– Human rights group says the ban on street trading is anti-people and will not be obeyed

– Group says the Lagos state government must listen to the call of the people

– House of Assembly principal officers attend to the people after their protest to Alausa

The 2003 Lagos state law that banned street trading and hawking may be rescinded, if the speech by a lawmaker is anything to go by. The Centre for the Defence of Human Rights (CDHR) on Thursday, July 28, walked against the ban on street trading, hawking in the state which the present governor, Akunwunmi Ambode has vowed to implement. According to the law, anyone found guilty of selling or buying in traffic would be jailed for six months with an option of N90,000 fine, a situation which the group has seriously countered. During the protest in Lagos, the chairman of the group, Alex Omotehinwa, told NAIJ.com correspondent that any anti-people law must be disobeyed and condemned by the people, especially when the disadvantages far outweigh the advantages.

“This law by the Lagos state government is not one which we shall accept in anyway. This law is anti-people and considering the poverty in the land, it is not appropriate for the state governor to throw the people off the streets and not provide an option for them. “Why would they be on the streets if they had N90,000 to pay for shops?

The governor said the reason they decided to start clamping down on the street traders is because of the death of a trader in Maryland. That’s a big lie.

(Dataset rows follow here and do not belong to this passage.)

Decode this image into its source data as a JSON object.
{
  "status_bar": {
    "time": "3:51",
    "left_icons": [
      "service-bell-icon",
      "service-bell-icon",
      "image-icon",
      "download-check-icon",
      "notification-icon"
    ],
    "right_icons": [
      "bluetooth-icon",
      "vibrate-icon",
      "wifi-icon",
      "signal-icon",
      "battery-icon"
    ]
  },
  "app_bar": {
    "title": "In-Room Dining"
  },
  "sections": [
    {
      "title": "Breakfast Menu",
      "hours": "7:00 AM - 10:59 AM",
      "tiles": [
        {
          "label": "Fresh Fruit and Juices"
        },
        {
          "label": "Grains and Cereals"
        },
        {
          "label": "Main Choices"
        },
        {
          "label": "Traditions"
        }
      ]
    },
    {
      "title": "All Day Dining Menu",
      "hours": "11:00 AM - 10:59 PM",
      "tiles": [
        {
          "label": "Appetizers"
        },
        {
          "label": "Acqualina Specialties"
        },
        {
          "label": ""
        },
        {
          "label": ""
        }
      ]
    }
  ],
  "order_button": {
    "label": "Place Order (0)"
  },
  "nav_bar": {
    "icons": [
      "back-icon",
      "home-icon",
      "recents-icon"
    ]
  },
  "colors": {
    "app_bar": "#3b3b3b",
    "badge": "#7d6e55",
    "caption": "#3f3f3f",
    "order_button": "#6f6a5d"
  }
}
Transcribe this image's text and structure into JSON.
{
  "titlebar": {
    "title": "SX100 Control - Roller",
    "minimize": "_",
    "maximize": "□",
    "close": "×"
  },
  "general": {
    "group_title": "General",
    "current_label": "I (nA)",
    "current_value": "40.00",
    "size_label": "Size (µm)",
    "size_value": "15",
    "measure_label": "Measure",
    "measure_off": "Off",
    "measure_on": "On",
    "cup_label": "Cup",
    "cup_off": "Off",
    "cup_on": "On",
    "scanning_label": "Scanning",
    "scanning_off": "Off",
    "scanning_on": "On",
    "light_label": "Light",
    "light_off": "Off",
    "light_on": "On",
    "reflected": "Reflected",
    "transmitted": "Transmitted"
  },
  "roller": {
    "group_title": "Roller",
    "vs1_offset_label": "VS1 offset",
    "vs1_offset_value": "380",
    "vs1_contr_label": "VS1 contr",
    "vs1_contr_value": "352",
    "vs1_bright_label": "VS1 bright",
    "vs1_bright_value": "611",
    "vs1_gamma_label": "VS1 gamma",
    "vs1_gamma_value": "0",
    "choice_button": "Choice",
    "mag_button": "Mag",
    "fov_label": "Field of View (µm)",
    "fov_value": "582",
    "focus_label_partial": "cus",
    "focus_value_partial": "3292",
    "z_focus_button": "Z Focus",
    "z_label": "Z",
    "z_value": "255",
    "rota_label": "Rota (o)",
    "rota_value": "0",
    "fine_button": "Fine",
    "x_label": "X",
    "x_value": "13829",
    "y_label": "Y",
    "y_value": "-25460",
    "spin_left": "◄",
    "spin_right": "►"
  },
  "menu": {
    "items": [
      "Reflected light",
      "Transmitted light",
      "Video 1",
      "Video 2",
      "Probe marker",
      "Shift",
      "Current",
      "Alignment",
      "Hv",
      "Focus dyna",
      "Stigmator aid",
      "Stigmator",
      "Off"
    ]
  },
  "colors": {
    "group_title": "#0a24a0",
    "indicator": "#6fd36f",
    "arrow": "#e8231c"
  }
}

The governor also came out to say that over 40 BRT buses were destroyed and it would require millions to fix them, another big lie!

“We are not going to relax on this issue until the state governor listens to our demands. Something new has to be done about this law, because you cannot ask people not to sell and not provide alternative means for these people to sell their wares,” Omotehinwa lamented. But in his response to the pleas of the people, Segun Olulade, the chairman, house committee on health at the Lagos state House of Assembly, stated that the laws could be amended if it is found to be anti-people.

While receiving the people on behalf of the Speaker of the House, Olulade noted said: “The process of amending is clearly stated in our constitution and I know that coming to submit this letter is a way that will also make us look at the law again. A law will always remain a law.

“And we are law abiding citizens of Lagos and Nigeria and before we pass a law in this house, we ensure that we have a public hearing and in the public hearing, everybody in Lagos state has the opportunity, a right to make their inputs.

“This particular law is not in the exception. When that law was made, there was a public hearing and we had several inputs from members of the Public before we agreed on that law. “At CDHR, I know that what we stand for is to uphold the constitution of Nigeria, while we know that no system is perfect. And that is why we can look at the law and see areas that we feel can be amended,” he said to rousing applause.

Receiving the letter on behalf of the speaker was Majority Leader of the Houe, Sanai Agunbaide, who told the protesters that their pleas are going to be attended to by the Speaker of the House.

More pictures from event are below: